Climate is undoubtedly one the most threatening issue that all the countries are dealing with that may be developed or developing. Few countries such as Maldives and many south asian countries are already experiencing worse consequences of climate shift but finally there is something to cheer up about this deadly issue.

Melting up of ice-pack in the Arctic Ocean has cleared the route for the installation of 15,000 km undersea fiber-optic wires which will first time provide a channel to connect Europe and Asia.




Earlier ships faced the issue of navigating the icy Northwest Passage while installing fiber-optic cables but that’s no longer going to be an obstacle as route connecting Pacific and Atlantic oceans is going to be available for installations of wires for internet services or may be any other communication services.

Installation of fiber-optic cables will not only improve internet services in the Arctic region but will also eventually result into better internet infrastructure as cable ships will be pass freely through southern part of northwestern passage.


arctic ice packgawkiggeeks

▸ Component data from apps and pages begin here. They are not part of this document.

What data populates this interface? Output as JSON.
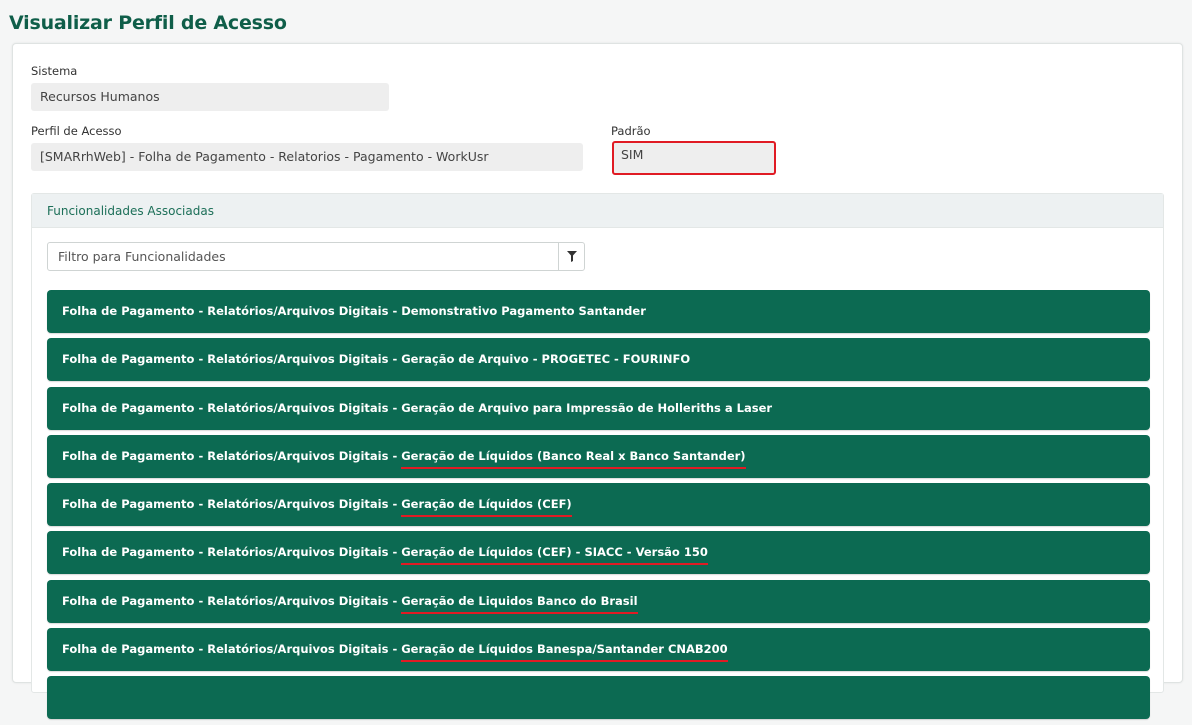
{
  "page": {
    "title": "Visualizar Perfil de Acesso"
  },
  "form": {
    "sistema_label": "Sistema",
    "sistema_value": "Recursos Humanos",
    "perfil_label": "Perfil de Acesso",
    "perfil_value": "[SMARrhWeb] - Folha de Pagamento - Relatorios - Pagamento - WorkUsr",
    "padrao_label": "Padrão",
    "padrao_value": "SIM"
  },
  "panel": {
    "header": "Funcionalidades Associadas",
    "filter_placeholder": "Filtro para Funcionalidades",
    "items": [
      {
        "prefix": "Folha de Pagamento - Relatórios/Arquivos Digitais - ",
        "name": "Demonstrativo Pagamento Santander"
      },
      {
        "prefix": "Folha de Pagamento - Relatórios/Arquivos Digitais - ",
        "name": "Geração de Arquivo - PROGETEC - FOURINFO"
      },
      {
        "prefix": "Folha de Pagamento - Relatórios/Arquivos Digitais - ",
        "name": "Geração de Arquivo para Impressão de Holleriths a Laser"
      },
      {
        "prefix": "Folha de Pagamento - Relatórios/Arquivos Digitais - ",
        "name": "Geração de Líquidos (Banco Real x Banco Santander)"
      },
      {
        "prefix": "Folha de Pagamento - Relatórios/Arquivos Digitais - ",
        "name": "Geração de Líquidos (CEF)"
      },
      {
        "prefix": "Folha de Pagamento - Relatórios/Arquivos Digitais - ",
        "name": "Geração de Líquidos (CEF) - SIACC - Versão 150"
      },
      {
        "prefix": "Folha de Pagamento - Relatórios/Arquivos Digitais - ",
        "name": "Geração de Liquidos Banco do Brasil"
      },
      {
        "prefix": "Folha de Pagamento - Relatórios/Arquivos Digitais - ",
        "name": "Geração de Líquidos Banespa/Santander CNAB200"
      }
    ]
  },
  "colors": {
    "brand": "#0c6a52",
    "title": "#0f5e49",
    "highlight": "#e01b24"
  },
  "icons": {
    "filter_button": "filter-icon"
  }
}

Quintillion Networks, company that has undertaken this project says first phase of this project will begin this month, they will install subsea cables connecting land-line in Fairbanks and Alaska which will support broadband access throughout Northern Alaska.

Thanks to this project that people dwelling in remotest regions of North America, will have access to affordable and feasible internet and underwater fiber-optic cable internet infrastructure will start providing its services in early 2017. This is so called first phase of the mega-project, in later phases company will work on linking USA to Europe and Asia which will be first of its kind to connect continents by fiber-optic cables.

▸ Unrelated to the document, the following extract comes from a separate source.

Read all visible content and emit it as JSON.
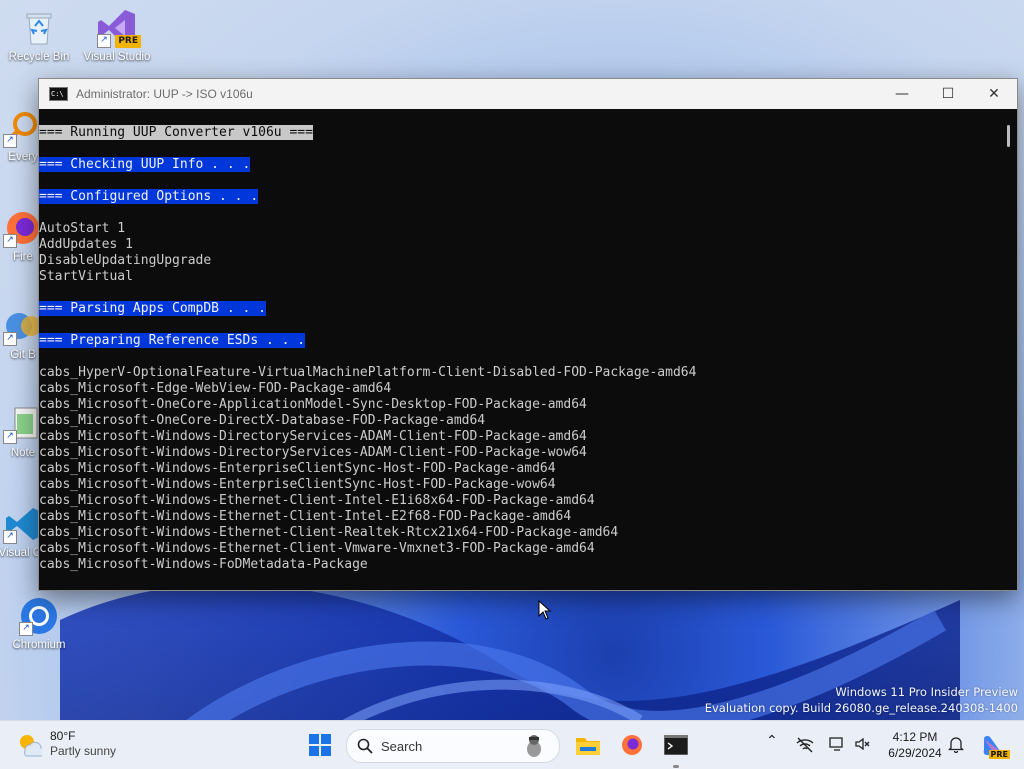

There are many projects going all round the world to connect people and give them access to high speed affordable internet, let’s see how table turns out Quintillion Networks and their efforts really pay-off or project may be effected by constantly varying climatic conditions.


No more articles